Dataset rows describing interfaces
========================================================================
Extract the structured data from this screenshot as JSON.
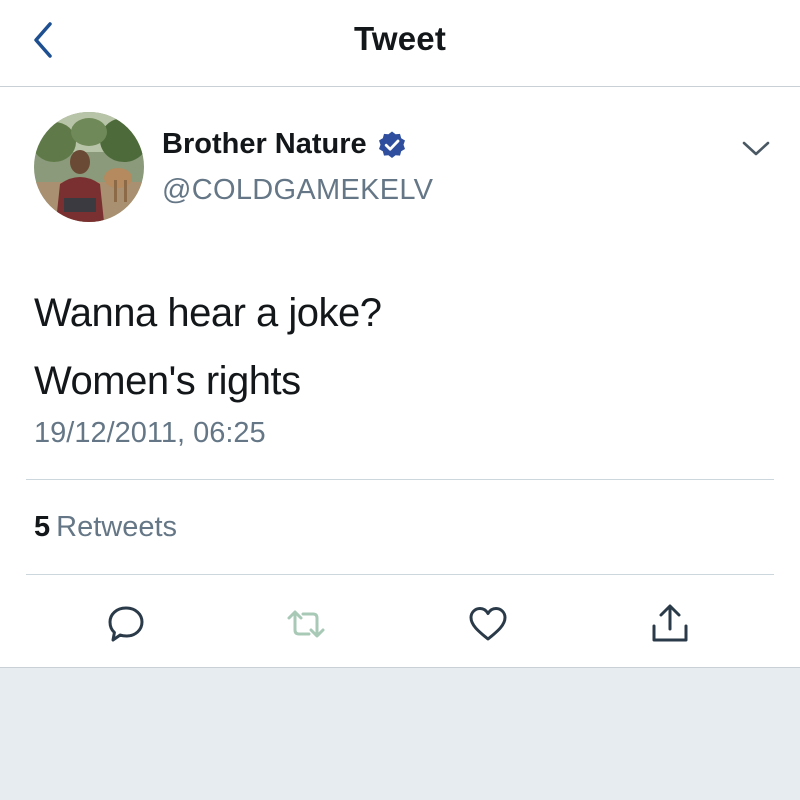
{
  "header": {
    "title": "Tweet",
    "back_icon": "chevron-left-icon"
  },
  "tweet": {
    "author_name": "Brother Nature",
    "verified": true,
    "handle": "@COLDGAMEKELV",
    "text_lines": [
      "Wanna hear a joke?",
      "Women's rights"
    ],
    "timestamp": "19/12/2011, 06:25",
    "retweet_count": "5",
    "retweet_label": "Retweets",
    "more_icon": "chevron-down-icon"
  },
  "actions": {
    "reply_icon": "comment-bubble-icon",
    "retweet_icon": "retweet-icon",
    "like_icon": "heart-icon",
    "share_icon": "share-icon"
  },
  "colors": {
    "accent": "#1da1f2",
    "text_primary": "#14171a",
    "text_secondary": "#657786",
    "retweet_muted": "#a8c9b5",
    "background": "#e6ecf0"
  }
}
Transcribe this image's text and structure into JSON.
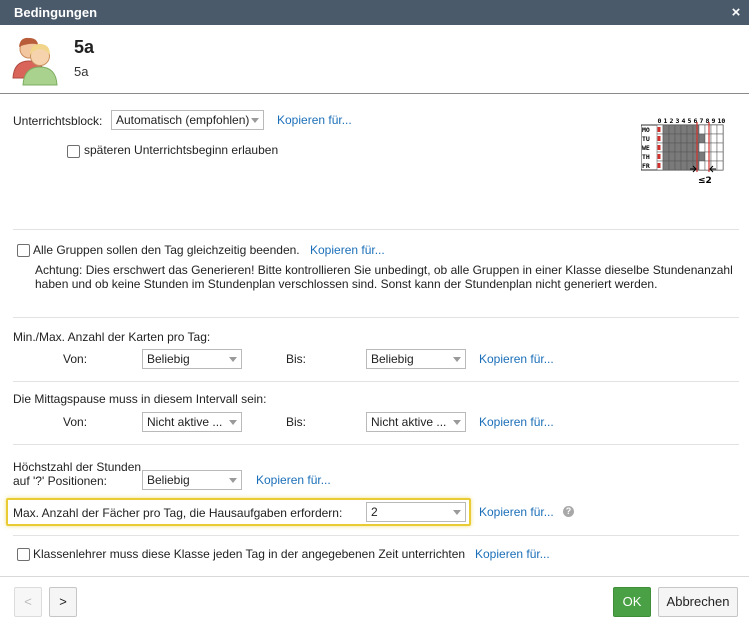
{
  "dialog": {
    "title": "Bedingungen",
    "close_icon": "×"
  },
  "header": {
    "title": "5a",
    "subtitle": "5a"
  },
  "block": {
    "label": "Unterrichtsblock:",
    "select_value": "Automatisch (empfohlen)",
    "copy_link": "Kopieren für..."
  },
  "late_start": {
    "label": "späteren Unterrichtsbeginn erlauben",
    "checked": false
  },
  "schedule_icon": {
    "hours": [
      "0",
      "1",
      "2",
      "3",
      "4",
      "5",
      "6",
      "7",
      "8",
      "9",
      "10"
    ],
    "days": [
      "MO",
      "TU",
      "WE",
      "TH",
      "FR"
    ],
    "note": "≤2"
  },
  "groups_end": {
    "label": "Alle Gruppen sollen den Tag gleichzeitig beenden.",
    "copy_link": "Kopieren für...",
    "checked": false,
    "warning": "Achtung: Dies erschwert das Generieren! Bitte kontrollieren Sie unbedingt, ob alle Gruppen in einer Klasse dieselbe Stundenanzahl haben und ob keine Stunden im Stundenplan verschlossen sind. Sonst kann der Stundenplan nicht generiert werden."
  },
  "cards_per_day": {
    "label": "Min./Max. Anzahl der Karten pro Tag:",
    "from_label": "Von:",
    "from_value": "Beliebig",
    "to_label": "Bis:",
    "to_value": "Beliebig",
    "copy_link": "Kopieren für..."
  },
  "lunch_break": {
    "label": "Die Mittagspause muss in diesem Intervall sein:",
    "from_label": "Von:",
    "from_value": "Nicht aktive ...",
    "to_label": "Bis:",
    "to_value": "Nicht aktive ...",
    "copy_link": "Kopieren für..."
  },
  "max_question": {
    "label_line1": "Höchstzahl der Stunden",
    "label_line2": "auf '?' Positionen:",
    "value": "Beliebig",
    "copy_link": "Kopieren für..."
  },
  "homework": {
    "label": "Max. Anzahl der Fächer pro Tag, die  Hausaufgaben erfordern:",
    "value": "2",
    "copy_link": "Kopieren für...",
    "help_icon": "?"
  },
  "class_teacher": {
    "label": "Klassenlehrer muss diese Klasse jeden Tag in der angegebenen Zeit unterrichten",
    "copy_link": "Kopieren für...",
    "checked": false
  },
  "footer": {
    "prev": "<",
    "next": ">",
    "ok": "OK",
    "cancel": "Abbrechen"
  },
  "colors": {
    "titlebar": "#4a5a6a",
    "link": "#1b6fb8",
    "ok": "#4aa044",
    "highlight": "#e9cc33"
  }
}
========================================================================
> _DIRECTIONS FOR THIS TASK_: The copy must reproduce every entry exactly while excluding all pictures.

> _EXERCISE RESPONSE_:
Extract the structured data from this screenshot as JSON.
{
  "header": {
    "title": "Tweet",
    "back_icon": "chevron-left-icon"
  },
  "tweet": {
    "author_name": "Brother Nature",
    "verified": true,
    "handle": "@COLDGAMEKELV",
    "text_lines": [
      "Wanna hear a joke?",
      "Women's rights"
    ],
    "timestamp": "19/12/2011, 06:25",
    "retweet_count": "5",
    "retweet_label": "Retweets",
    "more_icon": "chevron-down-icon"
  },
  "actions": {
    "reply_icon": "comment-bubble-icon",
    "retweet_icon": "retweet-icon",
    "like_icon": "heart-icon",
    "share_icon": "share-icon"
  },
  "colors": {
    "accent": "#1da1f2",
    "text_primary": "#14171a",
    "text_secondary": "#657786",
    "retweet_muted": "#a8c9b5",
    "background": "#e6ecf0"
  }
}
Transcribe this image's text and structure into JSON.
{
  "dialog": {
    "title": "Bedingungen",
    "close_icon": "×"
  },
  "header": {
    "title": "5a",
    "subtitle": "5a"
  },
  "block": {
    "label": "Unterrichtsblock:",
    "select_value": "Automatisch (empfohlen)",
    "copy_link": "Kopieren für..."
  },
  "late_start": {
    "label": "späteren Unterrichtsbeginn erlauben",
    "checked": false
  },
  "schedule_icon": {
    "hours": [
      "0",
      "1",
      "2",
      "3",
      "4",
      "5",
      "6",
      "7",
      "8",
      "9",
      "10"
    ],
    "days": [
      "MO",
      "TU",
      "WE",
      "TH",
      "FR"
    ],
    "note": "≤2"
  },
  "groups_end": {
    "label": "Alle Gruppen sollen den Tag gleichzeitig beenden.",
    "copy_link": "Kopieren für...",
    "checked": false,
    "warning": "Achtung: Dies erschwert das Generieren! Bitte kontrollieren Sie unbedingt, ob alle Gruppen in einer Klasse dieselbe Stundenanzahl haben und ob keine Stunden im Stundenplan verschlossen sind. Sonst kann der Stundenplan nicht generiert werden."
  },
  "cards_per_day": {
    "label": "Min./Max. Anzahl der Karten pro Tag:",
    "from_label": "Von:",
    "from_value": "Beliebig",
    "to_label": "Bis:",
    "to_value": "Beliebig",
    "copy_link": "Kopieren für..."
  },
  "lunch_break": {
    "label": "Die Mittagspause muss in diesem Intervall sein:",
    "from_label": "Von:",
    "from_value": "Nicht aktive ...",
    "to_label": "Bis:",
    "to_value": "Nicht aktive ...",
    "copy_link": "Kopieren für..."
  },
  "max_question": {
    "label_line1": "Höchstzahl der Stunden",
    "label_line2": "auf '?' Positionen:",
    "value": "Beliebig",
    "copy_link": "Kopieren für..."
  },
  "homework": {
    "label": "Max. Anzahl der Fächer pro Tag, die  Hausaufgaben erfordern:",
    "value": "2",
    "copy_link": "Kopieren für...",
    "help_icon": "?"
  },
  "class_teacher": {
    "label": "Klassenlehrer muss diese Klasse jeden Tag in der angegebenen Zeit unterrichten",
    "copy_link": "Kopieren für...",
    "checked": false
  },
  "footer": {
    "prev": "<",
    "next": ">",
    "ok": "OK",
    "cancel": "Abbrechen"
  },
  "colors": {
    "titlebar": "#4a5a6a",
    "link": "#1b6fb8",
    "ok": "#4aa044",
    "highlight": "#e9cc33"
  }
}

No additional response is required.